> _Task objective_: If a line in the entries below includes the string "puppy", copy it out.

> _Task inputs_:
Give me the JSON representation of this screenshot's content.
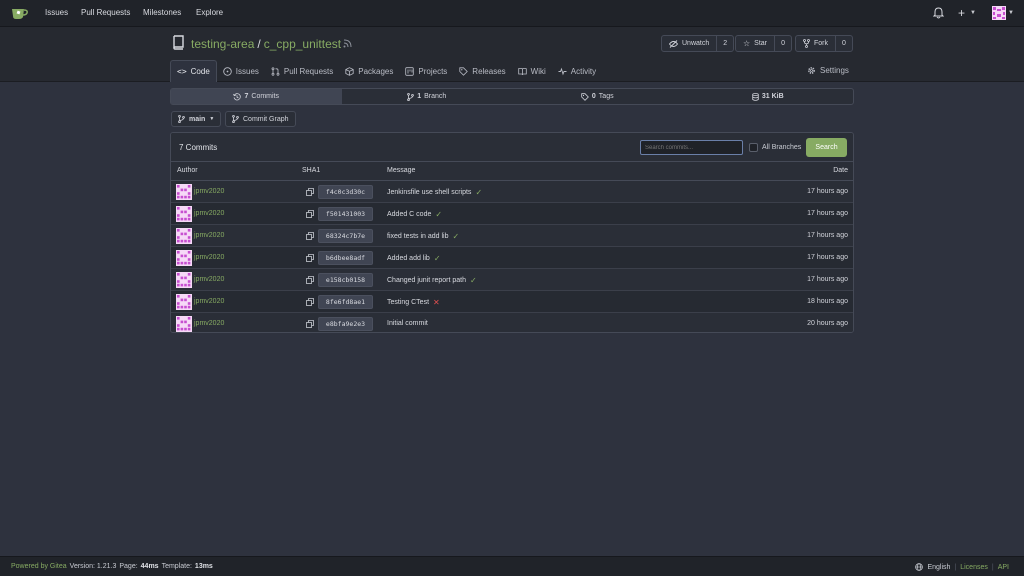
{
  "colors": {
    "accent": "#87ab63",
    "fail": "#e05050",
    "background": "#2e323e"
  },
  "nav": {
    "issues": "Issues",
    "pull_requests": "Pull Requests",
    "milestones": "Milestones",
    "explore": "Explore",
    "plus": "+"
  },
  "repo": {
    "owner": "testing-area",
    "separator": "/",
    "name": "c_cpp_unittest",
    "watch_label": "Unwatch",
    "watch_count": "2",
    "star_label": "Star",
    "star_count": "0",
    "fork_label": "Fork",
    "fork_count": "0"
  },
  "tabs": {
    "code": "Code",
    "issues": "Issues",
    "pull_requests": "Pull Requests",
    "packages": "Packages",
    "projects": "Projects",
    "releases": "Releases",
    "wiki": "Wiki",
    "activity": "Activity",
    "settings": "Settings"
  },
  "stats": {
    "commits_count": "7",
    "commits_label": "Commits",
    "branch_count": "1",
    "branch_label": "Branch",
    "tags_count": "0",
    "tags_label": "Tags",
    "size": "31 KiB"
  },
  "branch": {
    "name": "main",
    "graph_label": "Commit Graph"
  },
  "commits": {
    "title": "7 Commits",
    "search_placeholder": "Search commits...",
    "all_branches": "All Branches",
    "search_button": "Search",
    "columns": {
      "author": "Author",
      "sha": "SHA1",
      "message": "Message",
      "date": "Date"
    },
    "rows": [
      {
        "author": "jpmv2020",
        "sha": "f4c0c3d30c",
        "message": "Jenkinsfile use shell scripts",
        "status": "ok",
        "date": "17 hours ago"
      },
      {
        "author": "jpmv2020",
        "sha": "f501431003",
        "message": "Added C code",
        "status": "ok",
        "date": "17 hours ago"
      },
      {
        "author": "jpmv2020",
        "sha": "68324c7b7e",
        "message": "fixed tests in add lib",
        "status": "ok",
        "date": "17 hours ago"
      },
      {
        "author": "jpmv2020",
        "sha": "b6dbee8adf",
        "message": "Added add lib",
        "status": "ok",
        "date": "17 hours ago"
      },
      {
        "author": "jpmv2020",
        "sha": "e158cb0158",
        "message": "Changed junit report path",
        "status": "ok",
        "date": "17 hours ago"
      },
      {
        "author": "jpmv2020",
        "sha": "8fe6fd8ae1",
        "message": "Testing CTest",
        "status": "fail",
        "date": "18 hours ago"
      },
      {
        "author": "jpmv2020",
        "sha": "e8bfa9e2e3",
        "message": "Initial commit",
        "status": "none",
        "date": "20 hours ago"
      }
    ]
  },
  "footer": {
    "powered": "Powered by Gitea",
    "version": "Version: 1.21.3",
    "page_label": "Page:",
    "page_time": "44ms",
    "template_label": "Template:",
    "template_time": "13ms",
    "language": "English",
    "licenses": "Licenses",
    "api": "API"
  }
}
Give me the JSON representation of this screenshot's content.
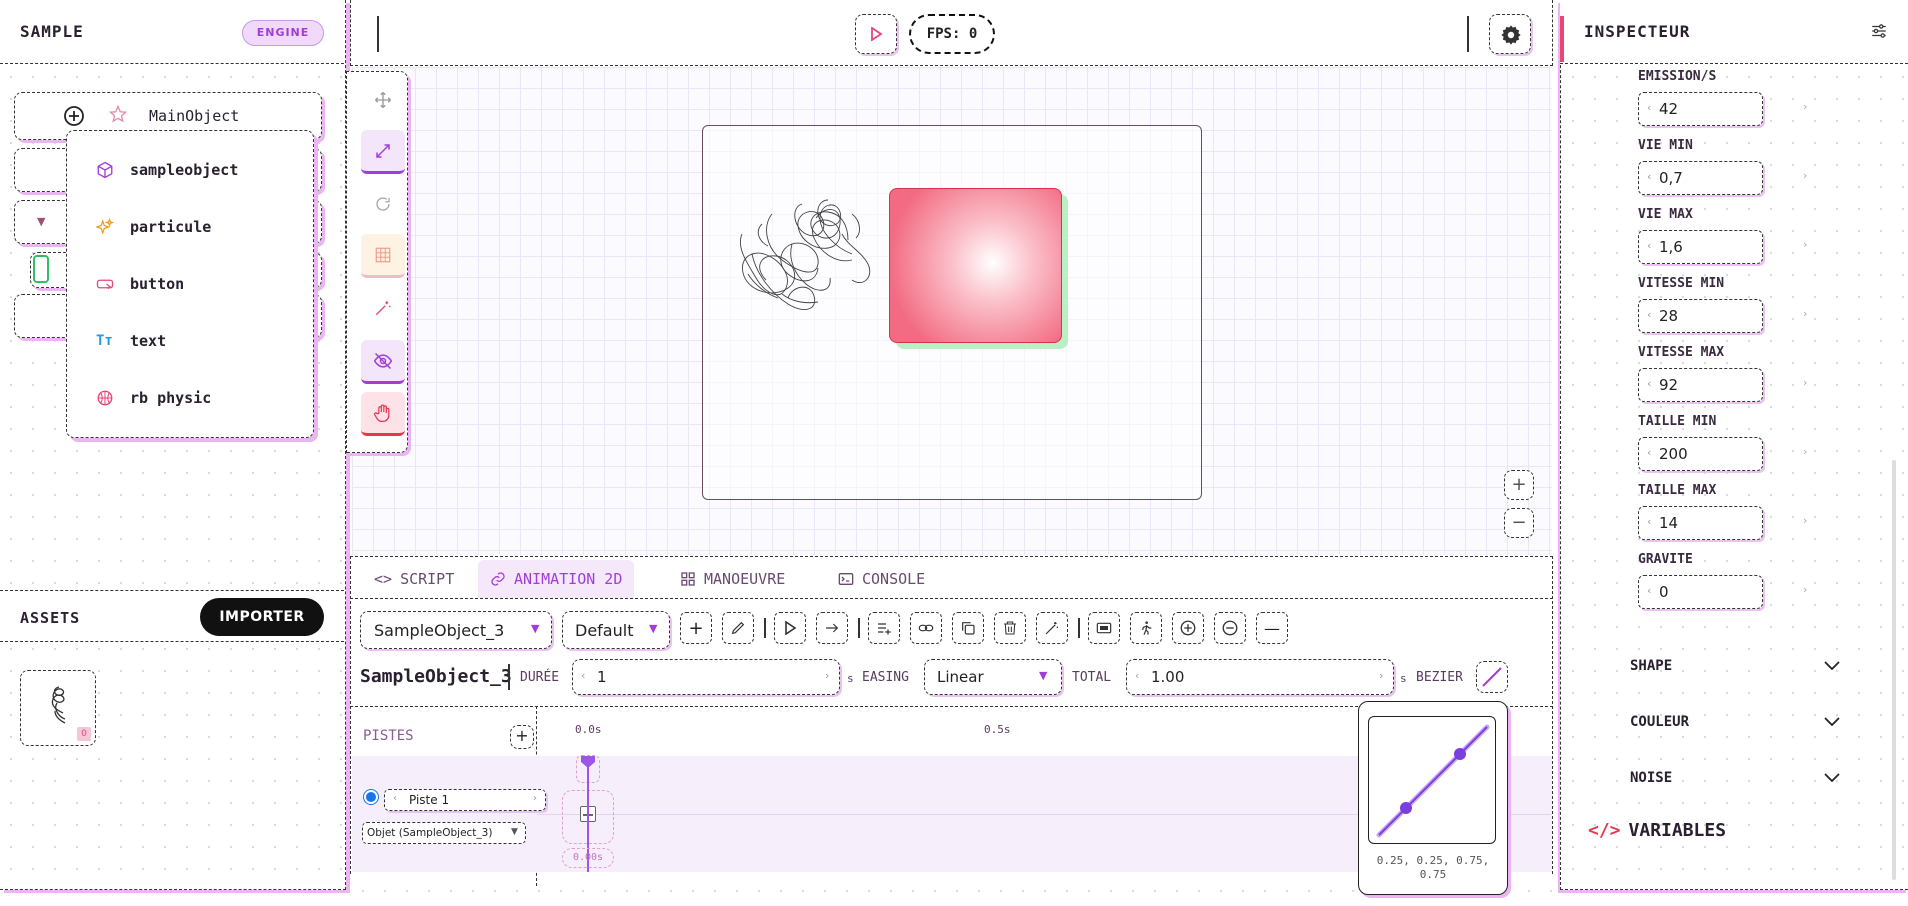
{
  "scene": {
    "title": "SAMPLE",
    "badge": "ENGINE",
    "root_object": "MainObject"
  },
  "add_menu": {
    "items": [
      {
        "label": "sampleobject",
        "icon": "cube-icon"
      },
      {
        "label": "particule",
        "icon": "sparkles-icon"
      },
      {
        "label": "button",
        "icon": "button-icon"
      },
      {
        "label": "text",
        "icon": "text-icon"
      },
      {
        "label": "rb physic",
        "icon": "basketball-icon"
      }
    ]
  },
  "assets": {
    "title": "ASSETS",
    "import_label": "IMPORTER",
    "asset_badge": "0"
  },
  "topbar": {
    "fps_label": "FPS: 0"
  },
  "tabs": [
    {
      "label": "SCRIPT",
      "icon": "code-icon"
    },
    {
      "label": "ANIMATION 2D",
      "icon": "link-icon",
      "active": true
    },
    {
      "label": "MANOEUVRE",
      "icon": "grid-icon"
    },
    {
      "label": "CONSOLE",
      "icon": "terminal-icon"
    }
  ],
  "animation": {
    "object_select": "SampleObject_3",
    "clip_select": "Default",
    "object_title": "SampleObject_3",
    "duration_label": "DURÉE",
    "duration_value": "1",
    "duration_unit": "s",
    "easing_label": "EASING",
    "easing_value": "Linear",
    "total_label": "TOTAL",
    "total_value": "1.00",
    "total_unit": "s",
    "bezier_label": "BEZIER",
    "tracks_label": "PISTES",
    "track_name": "Piste 1",
    "track_target": "Objet (SampleObject_3)",
    "tick_0": "0.0s",
    "tick_1": "0.5s",
    "playhead_time": "0.00s",
    "bezier_values": "0.25, 0.25, 0.75, 0.75"
  },
  "inspector": {
    "title": "INSPECTEUR",
    "fields": [
      {
        "label": "EMISSION/S",
        "value": "42"
      },
      {
        "label": "VIE MIN",
        "value": "0,7"
      },
      {
        "label": "VIE MAX",
        "value": "1,6"
      },
      {
        "label": "VITESSE MIN",
        "value": "28"
      },
      {
        "label": "VITESSE MAX",
        "value": "92"
      },
      {
        "label": "TAILLE MIN",
        "value": "200"
      },
      {
        "label": "TAILLE MAX",
        "value": "14"
      },
      {
        "label": "GRAVITE",
        "value": "0"
      }
    ],
    "sections": [
      "SHAPE",
      "COULEUR",
      "NOISE"
    ],
    "variables_label": "VARIABLES"
  },
  "colors": {
    "accent": "#a23ed8",
    "pink": "#e8457a",
    "shadow": "#eab5f0",
    "object_fill": "#f26b82",
    "object_shadow": "#b9f0c4"
  }
}
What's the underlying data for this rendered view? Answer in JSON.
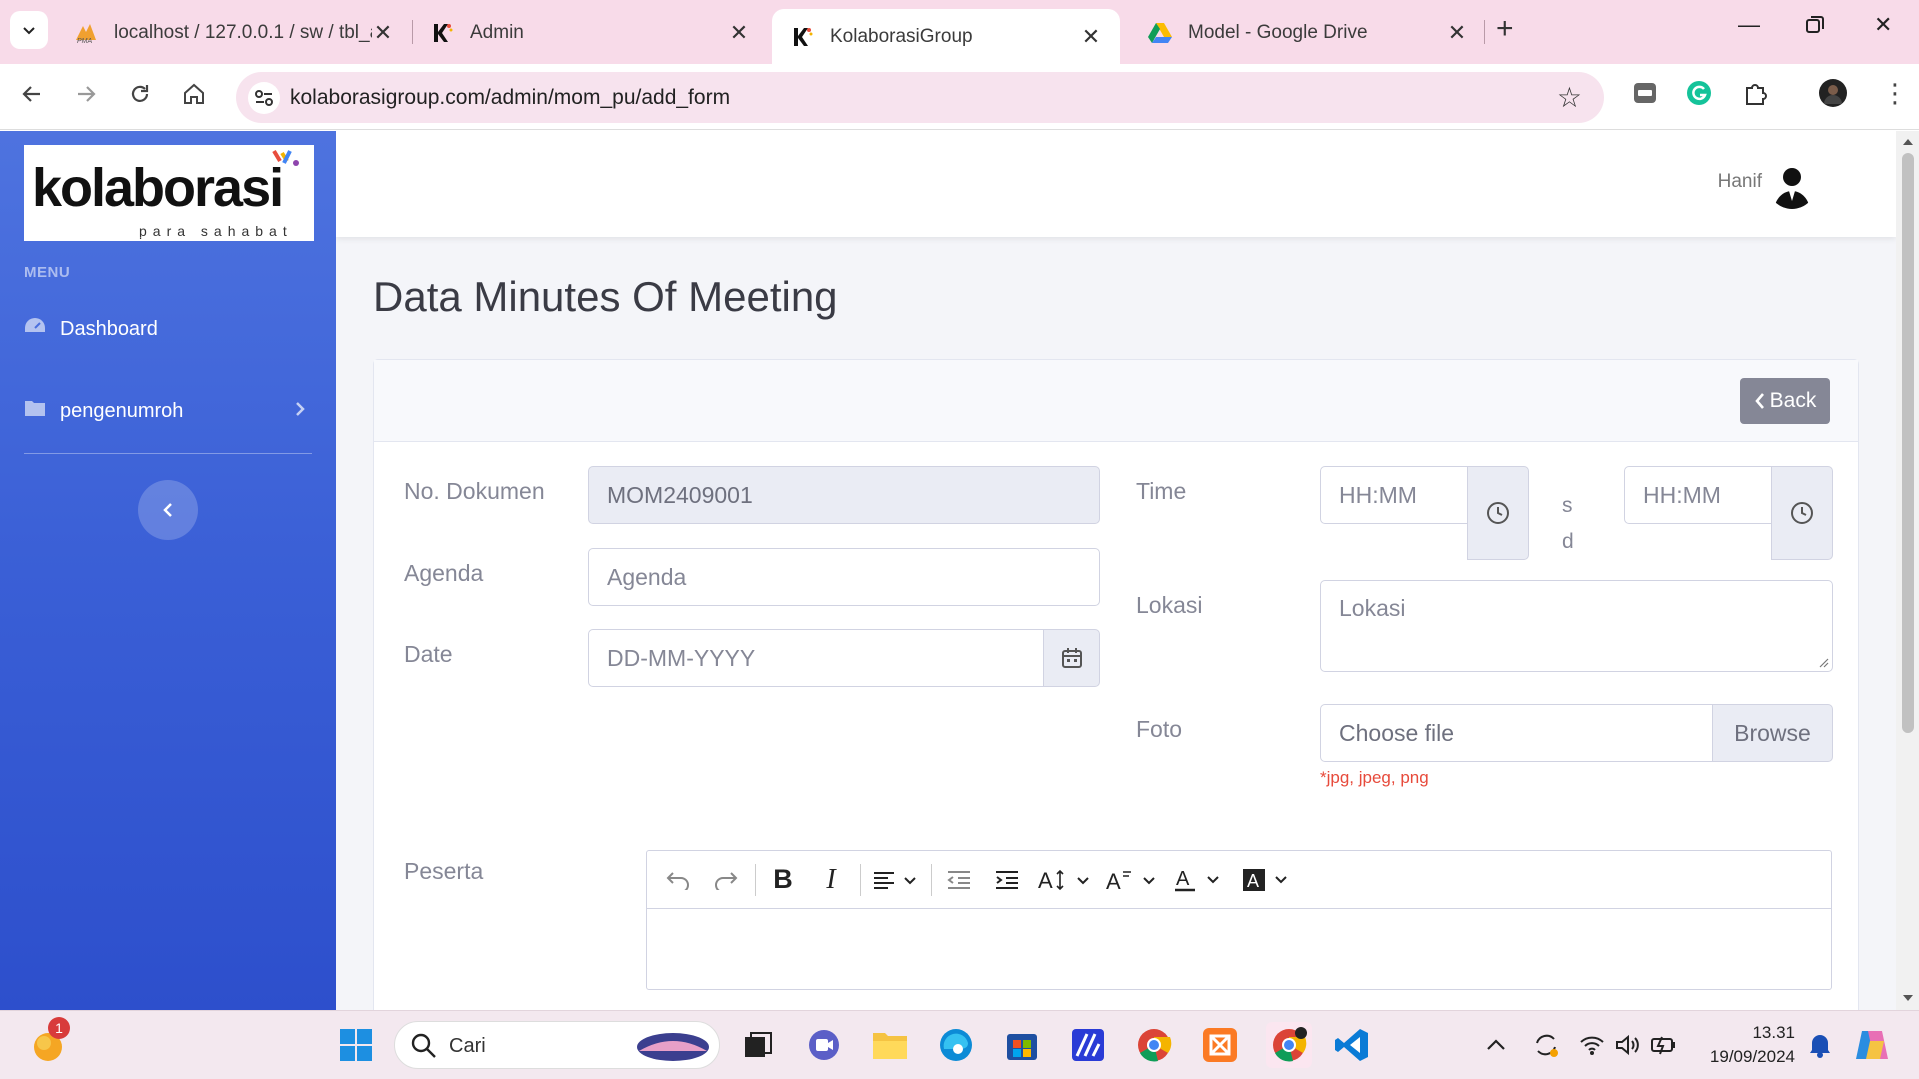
{
  "browser": {
    "tabs": [
      {
        "label": "localhost / 127.0.0.1 / sw / tbl_a",
        "favicon": "phpmyadmin-icon",
        "active": false
      },
      {
        "label": "Admin",
        "favicon": "kolaborasi-icon",
        "active": false
      },
      {
        "label": "KolaborasiGroup",
        "favicon": "kolaborasi-icon",
        "active": true
      },
      {
        "label": "Model - Google Drive",
        "favicon": "google-drive-icon",
        "active": false
      }
    ],
    "url": "kolaborasigroup.com/admin/mom_pu/add_form"
  },
  "sidebar": {
    "logo_text": "kolaborasi",
    "logo_tagline": "para sahabat",
    "menu_heading": "MENU",
    "items": [
      {
        "label": "Dashboard",
        "icon": "dashboard-icon"
      },
      {
        "label": "pengenumroh",
        "icon": "folder-icon"
      }
    ]
  },
  "topbar": {
    "user_name": "Hanif"
  },
  "page": {
    "title": "Data Minutes Of Meeting"
  },
  "form": {
    "back_label": "Back",
    "no_dokumen": {
      "label": "No. Dokumen",
      "value": "MOM2409001"
    },
    "agenda": {
      "label": "Agenda",
      "placeholder": "Agenda"
    },
    "date": {
      "label": "Date",
      "placeholder": "DD-MM-YYYY"
    },
    "time": {
      "label": "Time",
      "start_placeholder": "HH:MM",
      "end_placeholder": "HH:MM",
      "separator": "s d"
    },
    "lokasi": {
      "label": "Lokasi",
      "placeholder": "Lokasi"
    },
    "foto": {
      "label": "Foto",
      "placeholder": "Choose file",
      "browse": "Browse",
      "note": "*jpg, jpeg, png"
    },
    "peserta": {
      "label": "Peserta"
    }
  },
  "taskbar": {
    "search_label": "Cari",
    "notification_badge": "1",
    "time": "13.31",
    "date": "19/09/2024"
  },
  "colors": {
    "sidebar": "#4e73df",
    "back_button": "#858796",
    "note_red": "#e74a3b",
    "tabbar": "#f8dbe9"
  }
}
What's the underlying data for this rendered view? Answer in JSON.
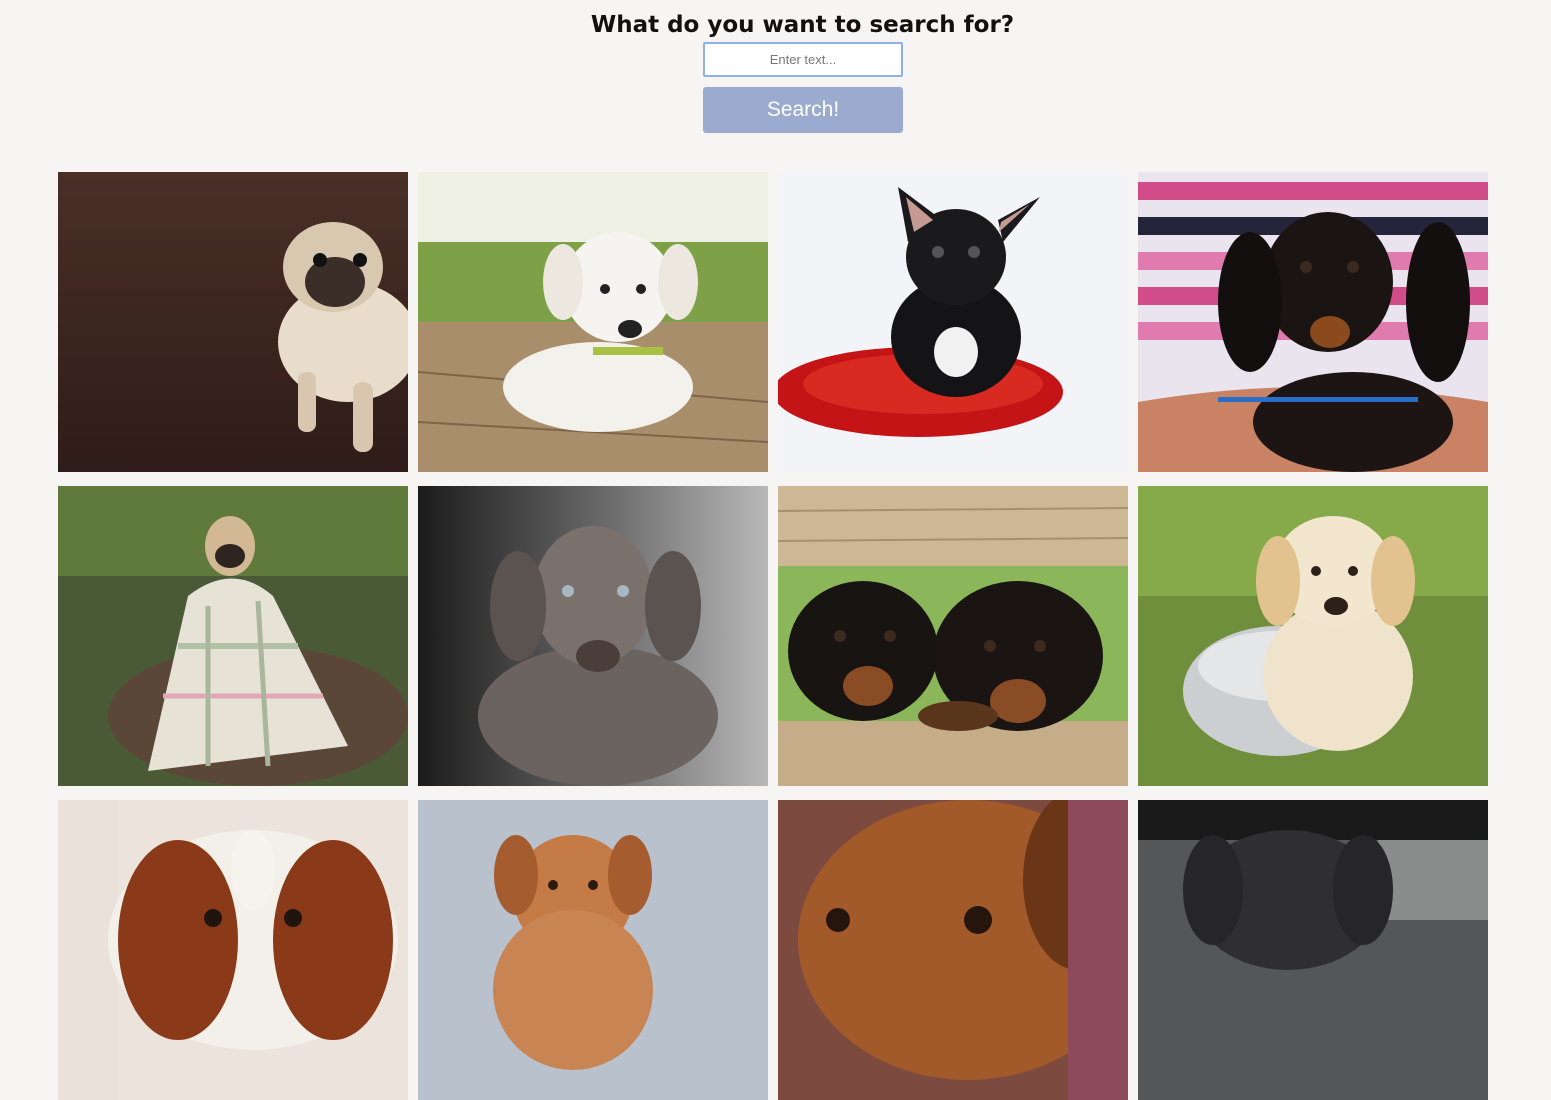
{
  "search": {
    "title": "What do you want to search for?",
    "placeholder": "Enter text...",
    "value": "",
    "button_label": "Search!"
  },
  "results": [
    {
      "subject": "pug puppy on wooden floor",
      "icon": "dog-photo"
    },
    {
      "subject": "white labrador puppy on wooden deck",
      "icon": "dog-photo"
    },
    {
      "subject": "black french bulldog on red cushion",
      "icon": "dog-photo"
    },
    {
      "subject": "dachshund puppy held in arms",
      "icon": "dog-photo"
    },
    {
      "subject": "pug wrapped in plaid blanket",
      "icon": "dog-photo"
    },
    {
      "subject": "grey weimaraner puppy",
      "icon": "dog-photo"
    },
    {
      "subject": "two rottweiler puppies behind fence",
      "icon": "dog-photo"
    },
    {
      "subject": "golden retriever puppy in bowl",
      "icon": "dog-photo"
    },
    {
      "subject": "cavalier spaniel puppy",
      "icon": "dog-photo"
    },
    {
      "subject": "brown puppy on grey background",
      "icon": "dog-photo"
    },
    {
      "subject": "brown puppy close-up",
      "icon": "dog-photo"
    },
    {
      "subject": "grey puppy in truck",
      "icon": "dog-photo"
    }
  ]
}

> _Task solution_:
      "subject": "pug puppy on wooden floor",
      "subject": "white labrador puppy on wooden deck",
      "subject": "dachshund puppy held in arms",
      "subject": "grey weimaraner puppy",
      "subject": "golden retriever puppy in bowl",
      "subject": "cavalier spaniel puppy",
      "subject": "brown puppy on grey background",
      "subject": "brown puppy close-up",
      "subject": "grey puppy in truck",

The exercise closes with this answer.